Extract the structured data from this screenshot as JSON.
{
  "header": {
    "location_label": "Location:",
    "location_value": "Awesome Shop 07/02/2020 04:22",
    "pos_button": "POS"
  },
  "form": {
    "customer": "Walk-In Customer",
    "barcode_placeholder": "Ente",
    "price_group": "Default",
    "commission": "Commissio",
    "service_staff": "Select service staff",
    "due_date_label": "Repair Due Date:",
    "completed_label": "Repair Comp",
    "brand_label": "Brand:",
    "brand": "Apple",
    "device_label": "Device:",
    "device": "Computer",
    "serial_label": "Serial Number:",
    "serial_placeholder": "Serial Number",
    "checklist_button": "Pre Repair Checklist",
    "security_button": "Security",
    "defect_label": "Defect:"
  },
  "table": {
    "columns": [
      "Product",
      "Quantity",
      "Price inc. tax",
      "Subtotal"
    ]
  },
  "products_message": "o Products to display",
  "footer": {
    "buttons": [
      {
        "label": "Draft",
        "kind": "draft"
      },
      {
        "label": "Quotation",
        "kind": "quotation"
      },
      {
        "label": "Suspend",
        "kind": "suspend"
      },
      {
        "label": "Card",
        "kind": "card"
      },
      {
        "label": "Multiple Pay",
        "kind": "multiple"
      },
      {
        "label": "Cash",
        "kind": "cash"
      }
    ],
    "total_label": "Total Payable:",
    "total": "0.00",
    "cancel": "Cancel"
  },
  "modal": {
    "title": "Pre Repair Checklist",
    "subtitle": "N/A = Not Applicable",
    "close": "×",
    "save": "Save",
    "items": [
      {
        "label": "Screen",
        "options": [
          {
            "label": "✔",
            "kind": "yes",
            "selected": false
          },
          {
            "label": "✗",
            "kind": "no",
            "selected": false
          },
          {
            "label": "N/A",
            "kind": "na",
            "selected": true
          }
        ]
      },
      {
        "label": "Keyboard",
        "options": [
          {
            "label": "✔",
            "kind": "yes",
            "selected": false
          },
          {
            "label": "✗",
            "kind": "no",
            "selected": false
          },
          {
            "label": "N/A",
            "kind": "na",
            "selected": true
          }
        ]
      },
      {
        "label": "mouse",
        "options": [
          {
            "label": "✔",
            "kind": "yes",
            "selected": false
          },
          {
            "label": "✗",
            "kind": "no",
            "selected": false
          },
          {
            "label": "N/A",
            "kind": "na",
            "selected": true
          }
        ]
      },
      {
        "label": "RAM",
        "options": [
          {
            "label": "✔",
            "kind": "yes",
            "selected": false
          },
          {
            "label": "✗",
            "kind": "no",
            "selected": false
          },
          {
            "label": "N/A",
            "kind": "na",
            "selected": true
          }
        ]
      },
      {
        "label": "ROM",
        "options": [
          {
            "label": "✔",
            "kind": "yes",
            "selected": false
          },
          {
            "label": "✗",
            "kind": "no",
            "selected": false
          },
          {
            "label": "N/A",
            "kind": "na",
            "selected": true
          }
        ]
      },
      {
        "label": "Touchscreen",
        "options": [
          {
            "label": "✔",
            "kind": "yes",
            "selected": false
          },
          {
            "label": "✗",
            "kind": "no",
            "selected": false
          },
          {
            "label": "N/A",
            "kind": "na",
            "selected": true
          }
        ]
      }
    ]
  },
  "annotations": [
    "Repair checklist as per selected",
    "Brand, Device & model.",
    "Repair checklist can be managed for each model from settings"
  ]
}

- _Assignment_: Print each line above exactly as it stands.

- _Exercise answer_:
Extract the structured data from this screenshot as JSON.
{
  "header": {
    "location_label": "Location:",
    "location_value": "Awesome Shop 07/02/2020 04:22",
    "pos_button": "POS"
  },
  "form": {
    "customer": "Walk-In Customer",
    "barcode_placeholder": "Ente",
    "price_group": "Default",
    "commission": "Commissio",
    "service_staff": "Select service staff",
    "due_date_label": "Repair Due Date:",
    "completed_label": "Repair Comp",
    "brand_label": "Brand:",
    "brand": "Apple",
    "device_label": "Device:",
    "device": "Computer",
    "serial_label": "Serial Number:",
    "serial_placeholder": "Serial Number",
    "checklist_button": "Pre Repair Checklist",
    "security_button": "Security",
    "defect_label": "Defect:"
  },
  "table": {
    "columns": [
      "Product",
      "Quantity",
      "Price inc. tax",
      "Subtotal"
    ]
  },
  "products_message": "o Products to display",
  "footer": {
    "buttons": [
      {
        "label": "Draft",
        "kind": "draft"
      },
      {
        "label": "Quotation",
        "kind": "quotation"
      },
      {
        "label": "Suspend",
        "kind": "suspend"
      },
      {
        "label": "Card",
        "kind": "card"
      },
      {
        "label": "Multiple Pay",
        "kind": "multiple"
      },
      {
        "label": "Cash",
        "kind": "cash"
      }
    ],
    "total_label": "Total Payable:",
    "total": "0.00",
    "cancel": "Cancel"
  },
  "modal": {
    "title": "Pre Repair Checklist",
    "subtitle": "N/A = Not Applicable",
    "close": "×",
    "save": "Save",
    "items": [
      {
        "label": "Screen",
        "options": [
          {
            "label": "✔",
            "kind": "yes",
            "selected": false
          },
          {
            "label": "✗",
            "kind": "no",
            "selected": false
          },
          {
            "label": "N/A",
            "kind": "na",
            "selected": true
          }
        ]
      },
      {
        "label": "Keyboard",
        "options": [
          {
            "label": "✔",
            "kind": "yes",
            "selected": false
          },
          {
            "label": "✗",
            "kind": "no",
            "selected": false
          },
          {
            "label": "N/A",
            "kind": "na",
            "selected": true
          }
        ]
      },
      {
        "label": "mouse",
        "options": [
          {
            "label": "✔",
            "kind": "yes",
            "selected": false
          },
          {
            "label": "✗",
            "kind": "no",
            "selected": false
          },
          {
            "label": "N/A",
            "kind": "na",
            "selected": true
          }
        ]
      },
      {
        "label": "RAM",
        "options": [
          {
            "label": "✔",
            "kind": "yes",
            "selected": false
          },
          {
            "label": "✗",
            "kind": "no",
            "selected": false
          },
          {
            "label": "N/A",
            "kind": "na",
            "selected": true
          }
        ]
      },
      {
        "label": "ROM",
        "options": [
          {
            "label": "✔",
            "kind": "yes",
            "selected": false
          },
          {
            "label": "✗",
            "kind": "no",
            "selected": false
          },
          {
            "label": "N/A",
            "kind": "na",
            "selected": true
          }
        ]
      },
      {
        "label": "Touchscreen",
        "options": [
          {
            "label": "✔",
            "kind": "yes",
            "selected": false
          },
          {
            "label": "✗",
            "kind": "no",
            "selected": false
          },
          {
            "label": "N/A",
            "kind": "na",
            "selected": true
          }
        ]
      }
    ]
  },
  "annotations": [
    "Repair checklist as per selected",
    "Brand, Device & model.",
    "Repair checklist can be managed for each model from settings"
  ]
}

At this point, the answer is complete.